**EXERCISE DETAILS**
What you give back must match the data character for character.

(Source records)
====

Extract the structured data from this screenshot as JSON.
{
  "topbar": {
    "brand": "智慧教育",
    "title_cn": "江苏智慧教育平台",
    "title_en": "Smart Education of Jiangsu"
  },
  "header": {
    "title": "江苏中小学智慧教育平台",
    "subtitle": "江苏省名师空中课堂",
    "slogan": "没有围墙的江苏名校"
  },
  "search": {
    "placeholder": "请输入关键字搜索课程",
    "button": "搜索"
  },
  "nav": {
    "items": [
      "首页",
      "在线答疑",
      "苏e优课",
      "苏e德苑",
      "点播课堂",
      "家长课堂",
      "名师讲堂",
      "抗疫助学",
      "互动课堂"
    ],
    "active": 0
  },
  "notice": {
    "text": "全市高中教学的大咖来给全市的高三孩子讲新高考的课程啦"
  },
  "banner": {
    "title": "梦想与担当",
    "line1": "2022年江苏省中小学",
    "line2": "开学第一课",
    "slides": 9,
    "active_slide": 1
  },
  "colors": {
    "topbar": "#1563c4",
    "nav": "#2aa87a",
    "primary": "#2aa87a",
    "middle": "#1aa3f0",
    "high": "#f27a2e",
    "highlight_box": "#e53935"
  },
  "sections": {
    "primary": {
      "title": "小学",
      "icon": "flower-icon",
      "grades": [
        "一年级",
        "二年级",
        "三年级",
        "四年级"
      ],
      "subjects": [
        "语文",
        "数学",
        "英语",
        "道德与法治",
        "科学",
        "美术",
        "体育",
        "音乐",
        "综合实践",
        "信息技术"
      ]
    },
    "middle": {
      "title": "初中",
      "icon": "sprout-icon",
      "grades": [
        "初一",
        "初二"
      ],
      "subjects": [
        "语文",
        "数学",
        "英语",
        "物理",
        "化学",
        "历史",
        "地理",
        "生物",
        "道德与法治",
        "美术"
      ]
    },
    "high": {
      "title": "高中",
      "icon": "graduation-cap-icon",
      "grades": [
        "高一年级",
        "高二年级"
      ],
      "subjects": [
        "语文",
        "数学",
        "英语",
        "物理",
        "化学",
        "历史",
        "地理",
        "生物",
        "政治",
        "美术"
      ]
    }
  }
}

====

**RESULT FOR THIS TASK**
Extract the structured data from this screenshot as JSON.
{
  "topbar": {
    "brand": "智慧教育",
    "title_cn": "江苏智慧教育平台",
    "title_en": "Smart Education of Jiangsu"
  },
  "header": {
    "title": "江苏中小学智慧教育平台",
    "subtitle": "江苏省名师空中课堂",
    "slogan": "没有围墙的江苏名校"
  },
  "search": {
    "placeholder": "请输入关键字搜索课程",
    "button": "搜索"
  },
  "nav": {
    "items": [
      "首页",
      "在线答疑",
      "苏e优课",
      "苏e德苑",
      "点播课堂",
      "家长课堂",
      "名师讲堂",
      "抗疫助学",
      "互动课堂"
    ],
    "active": 0
  },
  "notice": {
    "text": "全市高中教学的大咖来给全市的高三孩子讲新高考的课程啦"
  },
  "banner": {
    "title": "梦想与担当",
    "line1": "2022年江苏省中小学",
    "line2": "开学第一课",
    "slides": 9,
    "active_slide": 1
  },
  "colors": {
    "topbar": "#1563c4",
    "nav": "#2aa87a",
    "primary": "#2aa87a",
    "middle": "#1aa3f0",
    "high": "#f27a2e",
    "highlight_box": "#e53935"
  },
  "sections": {
    "primary": {
      "title": "小学",
      "icon": "flower-icon",
      "grades": [
        "一年级",
        "二年级",
        "三年级",
        "四年级"
      ],
      "subjects": [
        "语文",
        "数学",
        "英语",
        "道德与法治",
        "科学",
        "美术",
        "体育",
        "音乐",
        "综合实践",
        "信息技术"
      ]
    },
    "middle": {
      "title": "初中",
      "icon": "sprout-icon",
      "grades": [
        "初一",
        "初二"
      ],
      "subjects": [
        "语文",
        "数学",
        "英语",
        "物理",
        "化学",
        "历史",
        "地理",
        "生物",
        "道德与法治",
        "美术"
      ]
    },
    "high": {
      "title": "高中",
      "icon": "graduation-cap-icon",
      "grades": [
        "高一年级",
        "高二年级"
      ],
      "subjects": [
        "语文",
        "数学",
        "英语",
        "物理",
        "化学",
        "历史",
        "地理",
        "生物",
        "政治",
        "美术"
      ]
    }
  }
}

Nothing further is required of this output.